  16. Esteve J. et al., Open-label study of gilteritinib, gilteritinib plus azacitidine, or azacitidine alone in newly diagnosed flt3-mutated aml patients ineligible for intensive chemotherapy: results from the safety cohort. EHA Library, 2019 Jun 15, DOI: 10.1200/JCO.2017.35.15_suppl.TPS7068
  17. Stone R.M. et al., Midostaurin plus chemotherapy for acute myeloid leukemia with a FLT3 mutation. N Engl J Med. 2017 Aug 3;377(5):454-464. DOI: 10.1056/NEJMoa1614359
  18. Döhner H. et al., Diagnosis and management of AML in adults: 2017 ELN recommendations from an international expert panel. Blood. 2017;129(4):424-447.34 gilteritinib +azacytidine r/rAML. DOI: 10.1182/blood-2016-08-733196
  19. Tallman M.S. et al., Acute Myeloid Leukemia, Version 3. 2019, NCCN Clinical Practice Guidelines in Oncology. J. Natl. Compr. Canc. Netw. 2019 June; 17(6). DOI: 10.6004/jnccn.2019.0028
  20. Ball B. et al., Evaluation of induction chemotherapies after hypomethylating agent failure in myelodysplastic syndromes and acute myeloid leukemia. Blood Adv. 2018;2(16):2063-2071. DOI: 10.1182/bloodadvances.2018015529
  21. Boddu P. et al., Treated secondary acute myeloid leukemia: a distinct high-risk subset of AML with adverse prognosis. Blood Adv. 2017;1(17):1312-1323. DOI: 10.1182/bloodadvances.2017008227
  22. Prébet T. et al., Outcome of acute myeloid leukaemia following myelodysplastic syndrome after azacitidine treatment failure. B. J. Haematol. 2012;157(6):764-766. DOI: 10.1111/j.1365-2141.2012.09076.x
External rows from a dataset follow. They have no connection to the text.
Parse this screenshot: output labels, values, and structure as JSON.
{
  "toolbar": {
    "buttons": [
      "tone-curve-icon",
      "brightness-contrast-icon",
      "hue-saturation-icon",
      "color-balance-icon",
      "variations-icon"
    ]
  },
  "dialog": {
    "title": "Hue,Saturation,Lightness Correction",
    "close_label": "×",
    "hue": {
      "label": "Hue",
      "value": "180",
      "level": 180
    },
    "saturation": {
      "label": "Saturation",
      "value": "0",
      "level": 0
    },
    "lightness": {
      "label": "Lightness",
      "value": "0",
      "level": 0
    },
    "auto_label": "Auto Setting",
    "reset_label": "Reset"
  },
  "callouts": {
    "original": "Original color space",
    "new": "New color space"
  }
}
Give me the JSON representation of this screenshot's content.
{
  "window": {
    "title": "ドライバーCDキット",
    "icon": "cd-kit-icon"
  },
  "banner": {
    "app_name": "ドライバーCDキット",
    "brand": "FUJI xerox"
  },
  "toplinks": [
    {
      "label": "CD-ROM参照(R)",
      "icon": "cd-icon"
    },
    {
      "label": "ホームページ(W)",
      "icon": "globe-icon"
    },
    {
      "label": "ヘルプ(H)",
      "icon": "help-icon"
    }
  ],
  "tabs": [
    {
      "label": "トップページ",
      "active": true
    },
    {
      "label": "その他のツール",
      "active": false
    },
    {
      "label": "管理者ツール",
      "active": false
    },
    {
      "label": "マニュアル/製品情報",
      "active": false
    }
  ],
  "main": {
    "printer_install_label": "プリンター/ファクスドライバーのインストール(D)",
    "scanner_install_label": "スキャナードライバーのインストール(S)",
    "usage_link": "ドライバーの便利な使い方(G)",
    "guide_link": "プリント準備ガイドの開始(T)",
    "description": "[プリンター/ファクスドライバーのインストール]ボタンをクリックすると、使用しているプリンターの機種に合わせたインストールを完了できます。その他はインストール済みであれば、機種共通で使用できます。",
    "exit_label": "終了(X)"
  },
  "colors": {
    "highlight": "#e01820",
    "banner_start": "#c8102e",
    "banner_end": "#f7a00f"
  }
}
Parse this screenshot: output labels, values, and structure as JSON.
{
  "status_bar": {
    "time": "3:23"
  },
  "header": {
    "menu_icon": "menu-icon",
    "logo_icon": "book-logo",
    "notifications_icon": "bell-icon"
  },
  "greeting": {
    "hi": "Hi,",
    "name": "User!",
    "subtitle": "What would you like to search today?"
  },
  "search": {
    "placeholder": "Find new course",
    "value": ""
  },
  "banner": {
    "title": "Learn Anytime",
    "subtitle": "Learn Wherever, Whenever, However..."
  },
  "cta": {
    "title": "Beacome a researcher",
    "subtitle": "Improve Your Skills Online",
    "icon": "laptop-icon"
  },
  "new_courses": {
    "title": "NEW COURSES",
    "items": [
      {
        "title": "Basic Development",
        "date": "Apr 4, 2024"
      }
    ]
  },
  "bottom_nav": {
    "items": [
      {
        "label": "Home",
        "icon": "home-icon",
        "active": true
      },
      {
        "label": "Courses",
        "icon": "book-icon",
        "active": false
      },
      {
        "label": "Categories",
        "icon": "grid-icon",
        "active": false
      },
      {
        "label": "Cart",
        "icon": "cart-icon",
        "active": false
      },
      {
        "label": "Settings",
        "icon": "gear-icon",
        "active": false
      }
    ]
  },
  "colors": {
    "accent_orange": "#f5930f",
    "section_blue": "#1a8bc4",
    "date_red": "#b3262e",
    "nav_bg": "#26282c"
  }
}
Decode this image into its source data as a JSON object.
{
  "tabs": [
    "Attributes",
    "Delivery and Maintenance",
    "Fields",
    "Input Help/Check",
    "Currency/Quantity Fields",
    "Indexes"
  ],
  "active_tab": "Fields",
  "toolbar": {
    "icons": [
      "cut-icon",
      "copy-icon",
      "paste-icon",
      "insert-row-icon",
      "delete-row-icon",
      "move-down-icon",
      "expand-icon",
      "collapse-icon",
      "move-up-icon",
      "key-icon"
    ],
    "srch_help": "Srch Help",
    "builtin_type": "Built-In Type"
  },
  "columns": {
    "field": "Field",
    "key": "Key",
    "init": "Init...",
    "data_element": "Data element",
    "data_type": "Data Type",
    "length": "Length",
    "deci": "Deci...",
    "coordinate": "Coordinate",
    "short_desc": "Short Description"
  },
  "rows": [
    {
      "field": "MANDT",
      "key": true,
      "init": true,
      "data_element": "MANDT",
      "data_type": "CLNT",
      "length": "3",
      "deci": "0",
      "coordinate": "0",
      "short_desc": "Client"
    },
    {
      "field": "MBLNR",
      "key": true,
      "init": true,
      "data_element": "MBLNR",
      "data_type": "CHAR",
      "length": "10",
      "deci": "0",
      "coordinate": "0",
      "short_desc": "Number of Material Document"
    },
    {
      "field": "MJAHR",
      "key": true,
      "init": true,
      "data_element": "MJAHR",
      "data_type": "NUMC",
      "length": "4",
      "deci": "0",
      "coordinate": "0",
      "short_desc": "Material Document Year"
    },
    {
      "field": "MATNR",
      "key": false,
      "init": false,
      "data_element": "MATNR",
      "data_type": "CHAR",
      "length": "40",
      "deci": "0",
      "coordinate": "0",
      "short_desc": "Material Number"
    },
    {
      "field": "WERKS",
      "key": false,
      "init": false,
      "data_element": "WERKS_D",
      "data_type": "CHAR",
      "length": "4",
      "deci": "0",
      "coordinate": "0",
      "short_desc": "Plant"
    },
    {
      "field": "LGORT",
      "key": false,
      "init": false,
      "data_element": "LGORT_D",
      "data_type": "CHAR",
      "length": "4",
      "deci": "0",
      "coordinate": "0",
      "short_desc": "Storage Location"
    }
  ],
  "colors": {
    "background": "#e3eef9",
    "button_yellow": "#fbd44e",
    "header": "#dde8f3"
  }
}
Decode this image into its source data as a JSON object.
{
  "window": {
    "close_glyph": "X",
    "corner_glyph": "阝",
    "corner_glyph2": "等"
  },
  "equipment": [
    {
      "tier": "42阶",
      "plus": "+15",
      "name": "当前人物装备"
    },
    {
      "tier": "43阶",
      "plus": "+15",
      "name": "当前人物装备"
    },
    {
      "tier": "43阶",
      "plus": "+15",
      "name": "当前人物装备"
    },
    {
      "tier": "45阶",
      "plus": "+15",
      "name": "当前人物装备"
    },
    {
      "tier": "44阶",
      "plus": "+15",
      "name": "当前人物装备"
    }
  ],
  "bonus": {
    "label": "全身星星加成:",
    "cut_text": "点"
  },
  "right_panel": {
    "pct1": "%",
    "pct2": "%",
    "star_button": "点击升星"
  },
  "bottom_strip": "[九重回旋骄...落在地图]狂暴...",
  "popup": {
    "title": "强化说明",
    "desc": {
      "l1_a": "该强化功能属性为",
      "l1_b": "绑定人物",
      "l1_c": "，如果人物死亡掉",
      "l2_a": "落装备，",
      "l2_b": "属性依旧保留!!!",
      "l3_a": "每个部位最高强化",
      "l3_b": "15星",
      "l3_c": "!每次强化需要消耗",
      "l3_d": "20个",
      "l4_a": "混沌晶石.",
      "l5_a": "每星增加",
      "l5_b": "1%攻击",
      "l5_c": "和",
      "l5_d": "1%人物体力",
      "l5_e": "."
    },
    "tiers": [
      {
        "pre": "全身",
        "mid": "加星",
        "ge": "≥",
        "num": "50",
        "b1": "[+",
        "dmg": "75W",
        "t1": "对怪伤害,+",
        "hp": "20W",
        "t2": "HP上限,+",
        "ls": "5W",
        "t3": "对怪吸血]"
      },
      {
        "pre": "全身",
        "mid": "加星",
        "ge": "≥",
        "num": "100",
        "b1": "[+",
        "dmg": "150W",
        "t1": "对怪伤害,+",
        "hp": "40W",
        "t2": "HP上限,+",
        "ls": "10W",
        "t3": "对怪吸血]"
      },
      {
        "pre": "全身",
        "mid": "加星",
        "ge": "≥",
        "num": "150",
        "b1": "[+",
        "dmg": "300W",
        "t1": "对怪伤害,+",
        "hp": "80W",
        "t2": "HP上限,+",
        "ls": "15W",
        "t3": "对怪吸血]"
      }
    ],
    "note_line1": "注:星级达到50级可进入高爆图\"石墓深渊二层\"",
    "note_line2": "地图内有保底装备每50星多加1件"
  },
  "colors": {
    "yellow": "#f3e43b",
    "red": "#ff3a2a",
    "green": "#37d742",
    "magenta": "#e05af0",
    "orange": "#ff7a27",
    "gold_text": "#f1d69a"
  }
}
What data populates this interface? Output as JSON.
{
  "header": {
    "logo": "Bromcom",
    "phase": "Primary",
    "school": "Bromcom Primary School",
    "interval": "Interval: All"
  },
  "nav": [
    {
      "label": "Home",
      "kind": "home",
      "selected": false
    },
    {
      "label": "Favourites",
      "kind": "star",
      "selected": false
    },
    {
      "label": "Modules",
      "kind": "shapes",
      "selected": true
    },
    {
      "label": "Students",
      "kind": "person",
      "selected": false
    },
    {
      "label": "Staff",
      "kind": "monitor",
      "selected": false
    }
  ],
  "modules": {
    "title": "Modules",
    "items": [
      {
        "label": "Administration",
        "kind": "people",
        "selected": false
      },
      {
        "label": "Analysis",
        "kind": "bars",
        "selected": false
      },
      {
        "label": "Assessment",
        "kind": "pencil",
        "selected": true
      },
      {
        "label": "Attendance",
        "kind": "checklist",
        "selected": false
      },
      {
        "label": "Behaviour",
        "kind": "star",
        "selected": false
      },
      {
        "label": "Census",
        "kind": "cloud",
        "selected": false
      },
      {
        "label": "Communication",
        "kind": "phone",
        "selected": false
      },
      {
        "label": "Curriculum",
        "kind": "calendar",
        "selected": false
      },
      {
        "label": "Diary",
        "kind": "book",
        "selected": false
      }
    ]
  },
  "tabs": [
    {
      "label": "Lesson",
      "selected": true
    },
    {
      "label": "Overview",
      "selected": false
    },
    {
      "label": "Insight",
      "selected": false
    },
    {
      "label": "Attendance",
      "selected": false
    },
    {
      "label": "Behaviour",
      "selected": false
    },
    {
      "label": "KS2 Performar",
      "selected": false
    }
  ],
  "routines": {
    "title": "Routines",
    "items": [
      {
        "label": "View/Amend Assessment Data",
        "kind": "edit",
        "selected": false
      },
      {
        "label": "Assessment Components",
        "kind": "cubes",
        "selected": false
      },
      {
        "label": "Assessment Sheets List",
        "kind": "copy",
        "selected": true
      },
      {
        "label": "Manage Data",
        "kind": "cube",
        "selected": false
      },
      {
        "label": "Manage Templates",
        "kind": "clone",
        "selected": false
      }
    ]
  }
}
Subscribe to get the best content related to AML delivered to your inbox